I finally had a chance to test the Stephen Quiller watercolors I'd received a few months ago. The primary claim of this line is that the pigments are balanced to give perfect neutrals when complements are combined (and each tube is labelled to identify its complement). Taking into account that it's difficult to mix exactly perfect proportions, my impression is that they perform as advertised. However, I found them a bit gummy to brush out -- perhaps due to the use of honey as one of the ingredients.

As a comparison, I mixed neutrals using the same Winsor Newton pigments, with one exception -- I don't have cadmium yellow on my palette so I substituted Winsor yellow, knowing that it was not likely to give a clean neutral. Although my camera distorts the color just a bit, I think you can see that the Winsor Newton neutrals are comparable to those mixed with Quiller paints. The W-N mix of ultramarine violet and Winsor yellow is muddy, as I suspected it would be. That's because Winsor yellow is a staining pigment and is not compatible with the granular ultramarine violet whereas the cadmium yellow, another non-staining pigment, mixes well with that violet.

In sum, I'm happy with the W-N colors I have on my palette -- I know which pigments can be successfully mixed and I have a wide range of pigments for that reason -- and I prefer their consistency.

I've also been trying out some new masking fluid -- Masquepen -- using the Supernib Plus for the little blue dots you see on this early-stage painting. The beauty of the superfine nib is that you can make very consistent-size dots -- these are about 2mm in diameter. It really is important to clean the nib frequently however, because it's so fine that it can clog up in a very short time. I keep a bucket of soapy water on the table and rinse the nib every few minutes, blowing the soapy water through the tip and running a fine wire through it to make sure it's completely clear. The other areas on the painting have been masked with either Incredible White Mask or Winsor Newton Colorless Masking Fluid applied with a Cheap Joes Uggly Brush -- the masking shows up as slightly darker and a bit shiny where the light hits it. I dip the brush in liquid dish soap and then rinse it slightly and wipe it before dipping into the masking fluid.

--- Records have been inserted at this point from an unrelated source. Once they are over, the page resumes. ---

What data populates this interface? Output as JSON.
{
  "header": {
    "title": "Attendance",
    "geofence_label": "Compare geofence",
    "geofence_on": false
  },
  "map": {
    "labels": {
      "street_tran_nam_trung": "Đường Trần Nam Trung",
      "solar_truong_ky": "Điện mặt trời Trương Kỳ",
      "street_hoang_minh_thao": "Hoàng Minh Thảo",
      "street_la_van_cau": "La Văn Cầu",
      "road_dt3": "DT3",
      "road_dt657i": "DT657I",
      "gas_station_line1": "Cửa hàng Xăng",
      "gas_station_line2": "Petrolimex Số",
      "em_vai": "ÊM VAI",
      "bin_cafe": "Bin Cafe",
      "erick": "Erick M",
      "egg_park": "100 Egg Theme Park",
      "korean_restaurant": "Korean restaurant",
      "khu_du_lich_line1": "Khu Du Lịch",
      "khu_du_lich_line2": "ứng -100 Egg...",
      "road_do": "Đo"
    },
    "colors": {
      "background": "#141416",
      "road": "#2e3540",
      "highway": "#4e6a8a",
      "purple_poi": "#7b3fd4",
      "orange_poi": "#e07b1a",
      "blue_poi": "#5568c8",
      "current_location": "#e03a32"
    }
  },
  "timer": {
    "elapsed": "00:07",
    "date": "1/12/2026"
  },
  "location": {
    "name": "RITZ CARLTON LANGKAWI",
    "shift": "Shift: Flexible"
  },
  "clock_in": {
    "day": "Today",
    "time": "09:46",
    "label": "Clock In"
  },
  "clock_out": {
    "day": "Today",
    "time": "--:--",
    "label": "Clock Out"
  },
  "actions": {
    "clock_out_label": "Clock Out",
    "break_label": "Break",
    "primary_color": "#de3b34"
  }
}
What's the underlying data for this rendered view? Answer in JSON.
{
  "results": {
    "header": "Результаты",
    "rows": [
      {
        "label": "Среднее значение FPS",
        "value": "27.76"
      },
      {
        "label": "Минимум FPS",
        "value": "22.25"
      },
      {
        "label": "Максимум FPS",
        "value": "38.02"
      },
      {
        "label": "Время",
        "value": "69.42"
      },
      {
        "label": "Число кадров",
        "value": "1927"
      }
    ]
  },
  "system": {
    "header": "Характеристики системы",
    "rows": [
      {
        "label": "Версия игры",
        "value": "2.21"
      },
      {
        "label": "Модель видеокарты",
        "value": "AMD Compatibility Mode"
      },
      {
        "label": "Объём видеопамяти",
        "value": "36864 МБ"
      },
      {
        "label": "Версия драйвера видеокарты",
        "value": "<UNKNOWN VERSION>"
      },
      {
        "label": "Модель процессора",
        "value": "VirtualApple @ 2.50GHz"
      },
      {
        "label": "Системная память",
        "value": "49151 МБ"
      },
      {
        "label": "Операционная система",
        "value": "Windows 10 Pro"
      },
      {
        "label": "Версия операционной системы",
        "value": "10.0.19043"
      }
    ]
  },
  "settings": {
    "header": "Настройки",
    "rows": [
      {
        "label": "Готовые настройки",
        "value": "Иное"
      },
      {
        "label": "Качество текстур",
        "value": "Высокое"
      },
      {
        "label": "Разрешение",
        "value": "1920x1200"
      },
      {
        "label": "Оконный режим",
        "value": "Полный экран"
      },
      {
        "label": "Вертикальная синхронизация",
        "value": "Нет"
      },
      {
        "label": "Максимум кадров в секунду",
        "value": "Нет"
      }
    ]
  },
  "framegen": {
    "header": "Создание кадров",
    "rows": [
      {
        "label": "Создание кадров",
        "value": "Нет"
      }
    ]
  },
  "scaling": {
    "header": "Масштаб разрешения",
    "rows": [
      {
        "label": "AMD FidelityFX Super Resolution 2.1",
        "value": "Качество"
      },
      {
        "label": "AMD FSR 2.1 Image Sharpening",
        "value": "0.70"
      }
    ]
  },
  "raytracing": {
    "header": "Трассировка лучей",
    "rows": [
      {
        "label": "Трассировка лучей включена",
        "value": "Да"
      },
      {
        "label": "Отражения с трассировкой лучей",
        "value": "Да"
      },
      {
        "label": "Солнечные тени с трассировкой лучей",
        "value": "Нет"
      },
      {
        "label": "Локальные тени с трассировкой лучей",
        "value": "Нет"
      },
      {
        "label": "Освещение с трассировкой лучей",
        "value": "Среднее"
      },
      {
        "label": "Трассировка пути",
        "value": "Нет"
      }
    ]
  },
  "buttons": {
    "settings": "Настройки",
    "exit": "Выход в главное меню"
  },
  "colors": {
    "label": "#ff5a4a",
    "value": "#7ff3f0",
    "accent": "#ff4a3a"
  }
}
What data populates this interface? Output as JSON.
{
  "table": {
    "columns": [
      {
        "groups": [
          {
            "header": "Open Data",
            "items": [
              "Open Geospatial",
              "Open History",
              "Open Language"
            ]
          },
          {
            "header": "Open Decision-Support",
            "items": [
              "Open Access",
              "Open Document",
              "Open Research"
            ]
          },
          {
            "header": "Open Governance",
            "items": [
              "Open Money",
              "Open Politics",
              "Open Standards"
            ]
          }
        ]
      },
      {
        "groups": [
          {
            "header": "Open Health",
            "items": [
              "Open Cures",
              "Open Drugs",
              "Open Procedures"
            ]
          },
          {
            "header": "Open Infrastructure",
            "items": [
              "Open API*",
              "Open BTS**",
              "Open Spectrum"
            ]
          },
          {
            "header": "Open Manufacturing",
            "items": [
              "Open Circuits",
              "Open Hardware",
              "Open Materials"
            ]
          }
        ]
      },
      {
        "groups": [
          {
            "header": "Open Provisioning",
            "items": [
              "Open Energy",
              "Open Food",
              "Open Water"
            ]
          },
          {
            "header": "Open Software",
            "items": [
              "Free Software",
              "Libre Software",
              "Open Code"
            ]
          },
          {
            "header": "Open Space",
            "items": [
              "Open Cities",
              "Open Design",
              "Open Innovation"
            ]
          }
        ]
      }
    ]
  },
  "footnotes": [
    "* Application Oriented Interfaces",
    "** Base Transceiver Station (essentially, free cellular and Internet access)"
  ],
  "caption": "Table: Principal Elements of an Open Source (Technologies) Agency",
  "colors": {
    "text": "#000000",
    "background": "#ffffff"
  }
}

I also rinse the brush regularly and repeat the soap step before applying more masking.